Didn't your sysmsg give you the line#? If you're using an older OS you'll have to use the OFFSET addr in sysmsg.
Here's one way:
If you haven't used LIST as a compiler option, add LIST,NOOFF to the option list. Recompile pgm. Assuming there were no pgm changes since the abend, use the OFFSET by searching for it in the compiler listing:
do a "f MVC" then do a find using the OFFSET addr. This will point you to the assembler instruction that caused the 0C7. Then scan back up the page to find the offending verb. The COBOL stmt# will be shown to the left.
If you used OFFSET as a compiler option you use a similar approach to that above (no need to recompile). Since OFFSET doesn't list the assem instrs and their addresses you must find the closest COBOL stmt address that is less than (or equal to) the OFFSET addr in your sysmsg. Use the COBOL stmt line# to the left to find the offending COBOL stmt.

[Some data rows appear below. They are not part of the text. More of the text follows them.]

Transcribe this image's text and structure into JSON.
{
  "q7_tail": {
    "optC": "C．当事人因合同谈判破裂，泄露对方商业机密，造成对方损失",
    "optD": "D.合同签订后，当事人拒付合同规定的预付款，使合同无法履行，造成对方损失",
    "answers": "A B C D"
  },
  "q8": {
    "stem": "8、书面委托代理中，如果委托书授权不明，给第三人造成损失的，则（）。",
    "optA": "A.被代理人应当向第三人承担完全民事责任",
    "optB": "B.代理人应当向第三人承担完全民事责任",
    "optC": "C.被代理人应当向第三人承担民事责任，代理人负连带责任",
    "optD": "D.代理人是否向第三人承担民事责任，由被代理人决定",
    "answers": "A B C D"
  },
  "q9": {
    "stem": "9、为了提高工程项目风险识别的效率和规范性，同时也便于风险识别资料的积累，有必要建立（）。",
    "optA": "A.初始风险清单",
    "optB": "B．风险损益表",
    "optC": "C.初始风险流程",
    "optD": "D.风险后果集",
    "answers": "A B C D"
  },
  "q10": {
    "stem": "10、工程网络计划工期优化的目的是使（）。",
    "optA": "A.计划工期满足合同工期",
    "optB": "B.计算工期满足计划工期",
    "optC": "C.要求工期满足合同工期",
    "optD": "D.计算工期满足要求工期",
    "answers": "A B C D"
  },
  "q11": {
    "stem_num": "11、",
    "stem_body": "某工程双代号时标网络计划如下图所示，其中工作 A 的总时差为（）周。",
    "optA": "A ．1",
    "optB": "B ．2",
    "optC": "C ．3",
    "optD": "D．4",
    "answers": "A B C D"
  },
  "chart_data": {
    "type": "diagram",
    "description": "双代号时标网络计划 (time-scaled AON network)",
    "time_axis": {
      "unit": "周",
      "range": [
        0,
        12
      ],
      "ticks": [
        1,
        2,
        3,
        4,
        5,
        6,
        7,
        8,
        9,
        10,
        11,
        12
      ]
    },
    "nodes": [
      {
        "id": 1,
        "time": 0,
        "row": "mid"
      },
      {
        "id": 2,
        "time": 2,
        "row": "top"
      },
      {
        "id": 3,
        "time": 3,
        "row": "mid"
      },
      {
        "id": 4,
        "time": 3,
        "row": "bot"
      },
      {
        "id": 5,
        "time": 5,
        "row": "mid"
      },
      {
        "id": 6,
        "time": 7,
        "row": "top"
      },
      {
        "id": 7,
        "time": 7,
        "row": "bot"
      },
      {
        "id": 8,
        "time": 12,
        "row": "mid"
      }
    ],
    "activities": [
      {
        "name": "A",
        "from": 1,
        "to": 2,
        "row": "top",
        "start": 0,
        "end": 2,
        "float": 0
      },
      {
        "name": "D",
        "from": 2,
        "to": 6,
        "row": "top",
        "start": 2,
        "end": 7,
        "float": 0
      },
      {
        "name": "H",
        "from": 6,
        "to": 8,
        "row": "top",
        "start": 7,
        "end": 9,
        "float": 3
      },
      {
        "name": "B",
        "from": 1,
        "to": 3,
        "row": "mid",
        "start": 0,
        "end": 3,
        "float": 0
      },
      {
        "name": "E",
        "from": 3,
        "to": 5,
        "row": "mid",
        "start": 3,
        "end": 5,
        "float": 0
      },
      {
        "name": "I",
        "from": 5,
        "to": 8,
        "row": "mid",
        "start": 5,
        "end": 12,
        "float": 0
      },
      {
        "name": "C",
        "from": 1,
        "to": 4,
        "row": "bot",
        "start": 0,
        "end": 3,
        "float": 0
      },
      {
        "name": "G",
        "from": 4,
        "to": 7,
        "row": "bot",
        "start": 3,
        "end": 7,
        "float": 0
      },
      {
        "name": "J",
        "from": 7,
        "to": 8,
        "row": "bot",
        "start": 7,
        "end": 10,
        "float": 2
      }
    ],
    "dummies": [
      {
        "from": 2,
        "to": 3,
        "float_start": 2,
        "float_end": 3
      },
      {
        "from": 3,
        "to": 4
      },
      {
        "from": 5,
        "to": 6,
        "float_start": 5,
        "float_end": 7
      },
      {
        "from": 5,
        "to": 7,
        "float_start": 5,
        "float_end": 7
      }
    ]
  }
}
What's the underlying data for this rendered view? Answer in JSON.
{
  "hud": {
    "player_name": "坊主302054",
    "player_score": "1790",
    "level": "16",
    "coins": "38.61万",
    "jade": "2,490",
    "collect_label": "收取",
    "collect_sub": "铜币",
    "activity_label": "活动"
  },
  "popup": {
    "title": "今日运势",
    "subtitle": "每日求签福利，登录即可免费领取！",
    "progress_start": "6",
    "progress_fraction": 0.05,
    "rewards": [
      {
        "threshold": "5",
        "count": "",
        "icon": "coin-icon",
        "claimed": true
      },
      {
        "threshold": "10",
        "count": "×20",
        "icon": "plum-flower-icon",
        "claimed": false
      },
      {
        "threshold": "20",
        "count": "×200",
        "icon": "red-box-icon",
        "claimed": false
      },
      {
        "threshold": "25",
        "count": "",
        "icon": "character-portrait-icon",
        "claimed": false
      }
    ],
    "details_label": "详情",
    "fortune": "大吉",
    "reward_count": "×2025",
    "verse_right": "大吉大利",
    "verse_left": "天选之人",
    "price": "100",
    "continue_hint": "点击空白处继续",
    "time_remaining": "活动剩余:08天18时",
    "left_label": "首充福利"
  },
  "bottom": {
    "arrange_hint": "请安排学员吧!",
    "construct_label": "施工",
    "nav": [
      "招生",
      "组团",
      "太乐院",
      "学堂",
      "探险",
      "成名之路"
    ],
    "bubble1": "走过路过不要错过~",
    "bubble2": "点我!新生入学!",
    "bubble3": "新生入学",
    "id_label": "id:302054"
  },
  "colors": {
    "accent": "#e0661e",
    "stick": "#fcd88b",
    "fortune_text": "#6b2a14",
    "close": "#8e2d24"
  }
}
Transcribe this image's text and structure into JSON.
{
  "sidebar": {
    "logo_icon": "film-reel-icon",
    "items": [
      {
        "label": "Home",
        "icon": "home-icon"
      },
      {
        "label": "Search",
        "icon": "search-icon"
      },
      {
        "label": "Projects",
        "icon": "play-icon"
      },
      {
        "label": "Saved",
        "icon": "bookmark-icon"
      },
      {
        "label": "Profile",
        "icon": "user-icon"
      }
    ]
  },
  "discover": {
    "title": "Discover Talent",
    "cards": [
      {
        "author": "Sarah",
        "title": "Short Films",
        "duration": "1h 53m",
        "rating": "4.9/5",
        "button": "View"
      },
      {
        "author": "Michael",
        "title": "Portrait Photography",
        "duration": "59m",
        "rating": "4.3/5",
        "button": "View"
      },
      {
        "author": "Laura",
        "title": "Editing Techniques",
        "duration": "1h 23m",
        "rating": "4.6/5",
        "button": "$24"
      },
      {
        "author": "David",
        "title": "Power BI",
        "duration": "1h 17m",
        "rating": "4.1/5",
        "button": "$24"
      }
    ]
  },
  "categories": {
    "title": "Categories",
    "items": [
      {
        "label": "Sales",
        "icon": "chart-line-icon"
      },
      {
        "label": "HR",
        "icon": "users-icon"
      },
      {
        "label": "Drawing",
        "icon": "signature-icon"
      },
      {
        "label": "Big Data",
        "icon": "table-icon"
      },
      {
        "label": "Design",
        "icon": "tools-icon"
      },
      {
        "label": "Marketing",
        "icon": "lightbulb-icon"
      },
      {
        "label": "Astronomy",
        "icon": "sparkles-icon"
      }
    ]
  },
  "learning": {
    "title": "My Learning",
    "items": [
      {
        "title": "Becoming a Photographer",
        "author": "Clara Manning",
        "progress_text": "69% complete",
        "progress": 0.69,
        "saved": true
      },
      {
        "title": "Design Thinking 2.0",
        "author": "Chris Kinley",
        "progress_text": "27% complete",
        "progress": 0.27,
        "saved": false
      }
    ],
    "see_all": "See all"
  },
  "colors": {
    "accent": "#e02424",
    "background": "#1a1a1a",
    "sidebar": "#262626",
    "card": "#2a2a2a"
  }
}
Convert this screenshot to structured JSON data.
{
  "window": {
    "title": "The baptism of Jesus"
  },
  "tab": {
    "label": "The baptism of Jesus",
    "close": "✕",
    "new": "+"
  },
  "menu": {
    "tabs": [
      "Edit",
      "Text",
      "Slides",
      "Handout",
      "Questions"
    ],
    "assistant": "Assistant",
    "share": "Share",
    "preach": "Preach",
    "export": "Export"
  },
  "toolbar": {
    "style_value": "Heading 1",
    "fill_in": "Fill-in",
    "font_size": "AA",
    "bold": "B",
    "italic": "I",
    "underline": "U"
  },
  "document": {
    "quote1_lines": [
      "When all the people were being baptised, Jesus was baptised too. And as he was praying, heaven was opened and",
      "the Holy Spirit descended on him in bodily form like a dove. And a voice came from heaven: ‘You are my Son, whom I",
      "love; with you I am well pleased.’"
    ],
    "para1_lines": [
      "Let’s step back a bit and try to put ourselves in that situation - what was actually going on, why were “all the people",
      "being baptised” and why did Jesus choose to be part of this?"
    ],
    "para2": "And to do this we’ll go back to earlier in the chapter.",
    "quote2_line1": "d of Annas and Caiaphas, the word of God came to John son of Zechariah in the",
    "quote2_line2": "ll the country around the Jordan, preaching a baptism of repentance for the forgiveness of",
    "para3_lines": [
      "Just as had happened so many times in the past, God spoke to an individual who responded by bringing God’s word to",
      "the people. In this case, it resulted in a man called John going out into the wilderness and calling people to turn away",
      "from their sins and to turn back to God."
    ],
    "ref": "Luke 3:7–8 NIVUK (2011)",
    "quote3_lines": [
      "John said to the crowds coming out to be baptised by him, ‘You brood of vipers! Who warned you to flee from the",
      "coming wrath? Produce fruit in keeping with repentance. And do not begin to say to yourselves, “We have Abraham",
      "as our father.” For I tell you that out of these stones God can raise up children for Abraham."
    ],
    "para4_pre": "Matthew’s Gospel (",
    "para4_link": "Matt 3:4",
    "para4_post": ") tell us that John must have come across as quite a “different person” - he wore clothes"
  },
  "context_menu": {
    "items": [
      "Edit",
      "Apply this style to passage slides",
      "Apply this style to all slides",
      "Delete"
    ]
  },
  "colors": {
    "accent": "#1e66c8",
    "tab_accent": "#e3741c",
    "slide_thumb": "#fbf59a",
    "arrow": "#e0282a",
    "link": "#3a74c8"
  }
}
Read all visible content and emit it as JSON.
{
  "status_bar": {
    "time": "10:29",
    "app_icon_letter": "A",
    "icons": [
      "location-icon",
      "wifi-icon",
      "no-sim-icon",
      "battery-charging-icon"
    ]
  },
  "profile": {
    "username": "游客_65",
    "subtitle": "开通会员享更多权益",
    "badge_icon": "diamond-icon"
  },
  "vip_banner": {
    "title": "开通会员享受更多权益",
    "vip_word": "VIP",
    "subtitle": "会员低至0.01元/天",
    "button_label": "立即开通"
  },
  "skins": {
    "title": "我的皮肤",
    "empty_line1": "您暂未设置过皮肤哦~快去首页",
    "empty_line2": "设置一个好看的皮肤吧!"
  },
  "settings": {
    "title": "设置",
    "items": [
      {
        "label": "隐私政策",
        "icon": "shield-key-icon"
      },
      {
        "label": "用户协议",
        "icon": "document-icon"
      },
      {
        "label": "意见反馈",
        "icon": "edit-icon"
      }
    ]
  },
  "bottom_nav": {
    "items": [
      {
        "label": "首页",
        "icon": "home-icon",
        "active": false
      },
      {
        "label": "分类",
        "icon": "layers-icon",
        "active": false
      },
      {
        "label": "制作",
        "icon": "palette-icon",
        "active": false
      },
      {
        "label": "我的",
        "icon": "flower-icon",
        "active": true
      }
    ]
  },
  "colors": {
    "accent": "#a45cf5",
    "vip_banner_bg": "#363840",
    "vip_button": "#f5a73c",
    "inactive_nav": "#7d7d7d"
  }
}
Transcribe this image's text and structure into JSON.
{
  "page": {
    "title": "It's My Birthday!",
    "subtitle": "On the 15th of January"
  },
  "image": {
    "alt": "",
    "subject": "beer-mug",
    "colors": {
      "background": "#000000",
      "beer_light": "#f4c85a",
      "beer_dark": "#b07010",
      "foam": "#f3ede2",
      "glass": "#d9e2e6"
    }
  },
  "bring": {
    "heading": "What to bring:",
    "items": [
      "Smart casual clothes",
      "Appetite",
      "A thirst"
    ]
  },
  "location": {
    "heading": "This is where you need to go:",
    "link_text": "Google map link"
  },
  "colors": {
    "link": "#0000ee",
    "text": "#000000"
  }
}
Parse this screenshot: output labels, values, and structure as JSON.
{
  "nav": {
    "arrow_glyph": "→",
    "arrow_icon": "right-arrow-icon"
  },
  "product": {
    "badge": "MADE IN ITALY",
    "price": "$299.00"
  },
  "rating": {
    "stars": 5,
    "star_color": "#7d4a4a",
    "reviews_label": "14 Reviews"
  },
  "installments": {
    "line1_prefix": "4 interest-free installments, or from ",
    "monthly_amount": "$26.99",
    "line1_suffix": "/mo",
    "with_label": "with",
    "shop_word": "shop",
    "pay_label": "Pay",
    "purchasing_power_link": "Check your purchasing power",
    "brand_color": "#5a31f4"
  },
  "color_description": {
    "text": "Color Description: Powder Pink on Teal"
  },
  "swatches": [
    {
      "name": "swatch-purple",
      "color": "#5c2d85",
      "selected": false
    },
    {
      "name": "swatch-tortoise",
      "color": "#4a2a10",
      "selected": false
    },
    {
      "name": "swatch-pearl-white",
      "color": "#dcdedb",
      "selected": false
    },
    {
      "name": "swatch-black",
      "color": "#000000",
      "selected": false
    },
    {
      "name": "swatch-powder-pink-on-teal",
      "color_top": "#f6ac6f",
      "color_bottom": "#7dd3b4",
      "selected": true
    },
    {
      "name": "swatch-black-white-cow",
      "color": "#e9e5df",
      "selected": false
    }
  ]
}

The advantage to the 1st approach is that when using COBOL stmts that execute compound arithmetic operations you can find the part of the compound stmt that is causing the problem. But you need basic assembler skills to understand the meaning of the instructions.